■ **EXERCISE REQUIREMENTS**: Which lines of the entries below include "MATLAB"? List them all.

■ **SUPPLIED MATERIAL**:
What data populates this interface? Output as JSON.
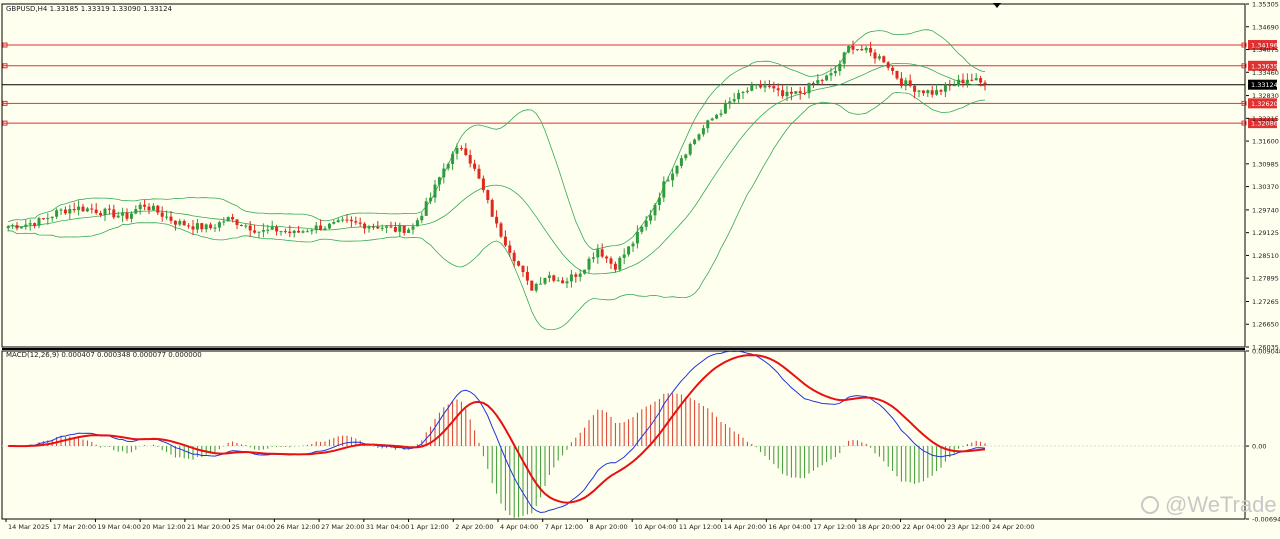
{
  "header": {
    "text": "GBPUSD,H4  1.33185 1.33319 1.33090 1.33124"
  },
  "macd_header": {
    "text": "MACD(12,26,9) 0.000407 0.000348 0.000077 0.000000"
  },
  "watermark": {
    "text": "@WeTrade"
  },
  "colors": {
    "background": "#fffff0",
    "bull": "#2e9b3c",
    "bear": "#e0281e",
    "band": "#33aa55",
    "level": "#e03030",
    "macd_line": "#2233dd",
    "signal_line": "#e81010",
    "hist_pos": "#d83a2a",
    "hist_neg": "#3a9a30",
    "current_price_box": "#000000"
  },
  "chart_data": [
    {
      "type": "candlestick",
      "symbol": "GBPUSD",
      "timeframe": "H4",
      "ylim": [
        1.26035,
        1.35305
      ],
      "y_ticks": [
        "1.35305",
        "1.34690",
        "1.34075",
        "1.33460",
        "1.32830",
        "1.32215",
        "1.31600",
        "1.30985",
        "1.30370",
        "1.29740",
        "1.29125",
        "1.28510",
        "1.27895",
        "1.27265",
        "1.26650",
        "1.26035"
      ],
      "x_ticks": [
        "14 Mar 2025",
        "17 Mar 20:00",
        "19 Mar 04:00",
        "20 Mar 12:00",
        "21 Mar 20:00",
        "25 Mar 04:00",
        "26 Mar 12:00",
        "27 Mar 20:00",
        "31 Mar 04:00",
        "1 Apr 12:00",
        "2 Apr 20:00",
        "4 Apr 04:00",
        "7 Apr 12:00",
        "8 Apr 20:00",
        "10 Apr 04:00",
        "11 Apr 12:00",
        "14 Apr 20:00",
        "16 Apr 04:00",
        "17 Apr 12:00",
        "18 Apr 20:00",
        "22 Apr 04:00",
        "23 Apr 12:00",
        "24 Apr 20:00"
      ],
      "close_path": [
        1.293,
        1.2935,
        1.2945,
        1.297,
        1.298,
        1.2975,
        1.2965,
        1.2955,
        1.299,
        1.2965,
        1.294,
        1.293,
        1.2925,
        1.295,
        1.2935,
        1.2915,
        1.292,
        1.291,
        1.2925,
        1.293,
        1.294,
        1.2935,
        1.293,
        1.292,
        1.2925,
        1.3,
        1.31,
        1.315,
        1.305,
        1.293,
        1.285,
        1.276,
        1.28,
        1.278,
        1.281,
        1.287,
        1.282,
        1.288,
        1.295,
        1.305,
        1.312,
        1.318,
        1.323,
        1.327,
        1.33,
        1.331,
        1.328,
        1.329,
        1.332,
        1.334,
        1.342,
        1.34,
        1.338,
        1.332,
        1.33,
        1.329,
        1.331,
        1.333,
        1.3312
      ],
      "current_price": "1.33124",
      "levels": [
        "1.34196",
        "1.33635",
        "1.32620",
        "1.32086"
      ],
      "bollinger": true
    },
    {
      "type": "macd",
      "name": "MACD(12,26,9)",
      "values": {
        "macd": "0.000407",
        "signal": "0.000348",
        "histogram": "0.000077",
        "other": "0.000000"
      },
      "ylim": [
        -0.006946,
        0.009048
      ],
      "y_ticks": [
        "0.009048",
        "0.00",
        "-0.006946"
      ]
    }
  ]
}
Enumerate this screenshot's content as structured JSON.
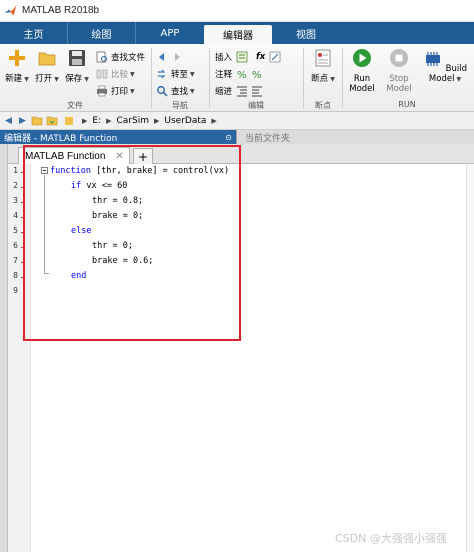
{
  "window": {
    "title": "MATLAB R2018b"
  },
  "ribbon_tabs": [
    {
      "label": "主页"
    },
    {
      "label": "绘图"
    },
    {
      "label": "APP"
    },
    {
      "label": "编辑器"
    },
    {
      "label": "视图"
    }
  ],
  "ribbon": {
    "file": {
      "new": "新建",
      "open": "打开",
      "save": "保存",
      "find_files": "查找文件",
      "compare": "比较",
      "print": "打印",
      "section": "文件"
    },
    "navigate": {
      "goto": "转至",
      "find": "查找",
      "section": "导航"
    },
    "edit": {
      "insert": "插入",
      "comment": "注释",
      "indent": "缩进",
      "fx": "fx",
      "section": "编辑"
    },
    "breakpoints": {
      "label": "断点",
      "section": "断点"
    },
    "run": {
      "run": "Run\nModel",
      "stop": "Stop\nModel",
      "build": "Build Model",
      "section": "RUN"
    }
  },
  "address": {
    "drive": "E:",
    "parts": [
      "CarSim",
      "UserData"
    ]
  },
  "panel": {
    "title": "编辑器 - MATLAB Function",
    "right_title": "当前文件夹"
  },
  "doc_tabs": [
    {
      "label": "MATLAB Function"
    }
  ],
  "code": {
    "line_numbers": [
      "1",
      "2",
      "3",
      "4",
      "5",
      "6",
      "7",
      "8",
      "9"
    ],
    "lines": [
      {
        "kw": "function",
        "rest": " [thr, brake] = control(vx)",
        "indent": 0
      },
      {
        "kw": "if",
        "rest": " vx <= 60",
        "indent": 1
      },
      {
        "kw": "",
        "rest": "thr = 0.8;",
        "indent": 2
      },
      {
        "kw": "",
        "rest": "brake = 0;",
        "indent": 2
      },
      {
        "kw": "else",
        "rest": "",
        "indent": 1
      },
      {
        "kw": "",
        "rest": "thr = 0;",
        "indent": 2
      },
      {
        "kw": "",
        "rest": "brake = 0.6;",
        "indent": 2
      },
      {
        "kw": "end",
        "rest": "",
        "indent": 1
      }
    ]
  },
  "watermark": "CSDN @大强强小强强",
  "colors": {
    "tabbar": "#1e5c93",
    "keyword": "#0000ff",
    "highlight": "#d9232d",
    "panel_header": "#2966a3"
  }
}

■ **WRITTEN SOLUTION**:
    "title": "MATLAB R2018b"
    "title": "编辑器 - MATLAB Function",
      "label": "MATLAB Function"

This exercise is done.